“Ezekiel Blast liked to walk to school alone.”
Ezekiel Bliss has an unusual ‘gift’: he is aware of lost objects around him, and has an urge to return them to their owners. Sounds useful, right? But who wants a stranger approaching them with a muddy scrunchie? And if someone approaches you with a valuable, lost item, how else could they have known it was yours unless they’d been the one to take it, right?
Shunned and mistrustful, Ezekiel plods through life as best he can, until the day a girl decides she’s going to walk to school with him. Soon they pair are caught up in a kidnapping case, and part of a research group looking into ‘micropowers’ – things like Ezekiel’s finding ability.
I’ll start by saying this: Lost and Found has nothing in common with OSC’s most famous work, Ender’s Game. The sci-fi element is as low-key as the micropowers being used and investigated, with the plot being centred more around the group – Ezekiel, Beth, FBI Agent Shank, and Mr Bliss – being pulled into the search for a missing child. However, the story is probably more about relationships and loss, and navigating life when you’re a bit too different.
I didn’t really know what to expect, and overall I wasn’t entirely blown away by the mystery or world-building – micropowers are interesting, but they aren’t really explained or deeply explored beyond being the central plot device. But I was sucked into the story almost from the get-go, mainly by the dialogue-driven character interactions. I liked that the grown ups are pulled into the quest, it’s not just the kids. And those kids are smart and self-deprecating, very not-annoying!
Overall, a decent read – nothing earth-shattering, but held my interest despite feeling vaguely familiar, either plot-wise or maybe just in tone – I couldn’t put my finger on it. But while I’m not branding it a ‘must-read’, it won’t disappoint if you do find yourself picking it up.

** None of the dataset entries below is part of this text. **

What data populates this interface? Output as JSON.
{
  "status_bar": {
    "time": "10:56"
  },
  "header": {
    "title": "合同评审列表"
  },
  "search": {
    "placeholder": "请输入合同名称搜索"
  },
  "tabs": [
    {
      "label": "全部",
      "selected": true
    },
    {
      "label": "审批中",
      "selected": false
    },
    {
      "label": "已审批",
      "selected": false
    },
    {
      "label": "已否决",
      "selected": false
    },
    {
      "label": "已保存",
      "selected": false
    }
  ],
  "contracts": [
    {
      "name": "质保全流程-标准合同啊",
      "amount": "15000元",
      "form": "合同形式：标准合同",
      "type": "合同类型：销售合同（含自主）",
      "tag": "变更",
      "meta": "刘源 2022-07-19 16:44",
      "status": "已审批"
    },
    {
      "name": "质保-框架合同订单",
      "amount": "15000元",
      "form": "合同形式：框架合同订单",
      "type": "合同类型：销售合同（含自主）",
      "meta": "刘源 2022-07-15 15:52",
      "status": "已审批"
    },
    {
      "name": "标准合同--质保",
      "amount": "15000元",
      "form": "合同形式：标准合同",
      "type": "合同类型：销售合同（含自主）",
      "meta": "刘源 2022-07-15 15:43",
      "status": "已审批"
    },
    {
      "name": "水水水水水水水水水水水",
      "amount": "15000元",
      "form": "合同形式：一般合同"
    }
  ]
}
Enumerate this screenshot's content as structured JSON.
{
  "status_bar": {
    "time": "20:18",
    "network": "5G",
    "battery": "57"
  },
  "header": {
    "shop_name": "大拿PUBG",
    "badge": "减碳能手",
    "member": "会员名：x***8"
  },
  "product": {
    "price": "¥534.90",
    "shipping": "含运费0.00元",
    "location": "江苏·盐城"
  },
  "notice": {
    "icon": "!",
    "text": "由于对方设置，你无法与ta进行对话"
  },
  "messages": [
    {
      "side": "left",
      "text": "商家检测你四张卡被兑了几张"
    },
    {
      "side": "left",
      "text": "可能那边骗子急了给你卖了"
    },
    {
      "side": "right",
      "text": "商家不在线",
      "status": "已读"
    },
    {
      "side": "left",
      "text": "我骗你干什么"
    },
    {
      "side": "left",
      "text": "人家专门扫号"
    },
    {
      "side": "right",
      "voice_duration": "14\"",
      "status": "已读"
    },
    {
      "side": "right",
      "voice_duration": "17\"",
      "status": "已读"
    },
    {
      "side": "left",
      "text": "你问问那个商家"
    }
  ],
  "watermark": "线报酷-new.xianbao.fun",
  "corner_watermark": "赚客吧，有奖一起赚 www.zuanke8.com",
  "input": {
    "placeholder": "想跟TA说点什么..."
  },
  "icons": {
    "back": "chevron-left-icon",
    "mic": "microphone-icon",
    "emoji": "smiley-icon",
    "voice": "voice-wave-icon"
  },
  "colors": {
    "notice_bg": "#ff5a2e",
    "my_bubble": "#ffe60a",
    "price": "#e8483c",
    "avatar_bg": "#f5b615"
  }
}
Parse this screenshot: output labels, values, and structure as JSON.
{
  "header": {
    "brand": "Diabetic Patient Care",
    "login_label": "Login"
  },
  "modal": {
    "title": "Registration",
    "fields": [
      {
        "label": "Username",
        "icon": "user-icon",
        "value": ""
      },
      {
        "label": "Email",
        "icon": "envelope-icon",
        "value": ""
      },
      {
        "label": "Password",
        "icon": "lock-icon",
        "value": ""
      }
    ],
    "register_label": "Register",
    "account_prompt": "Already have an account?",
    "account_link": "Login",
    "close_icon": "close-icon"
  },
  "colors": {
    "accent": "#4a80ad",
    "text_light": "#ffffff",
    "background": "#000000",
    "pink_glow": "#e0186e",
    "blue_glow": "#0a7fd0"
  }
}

NetGalley eARC: 288 pages / 21 chapters
First published: 10th September 2019
Read from 27th-31st August 2019
My rating: 7/10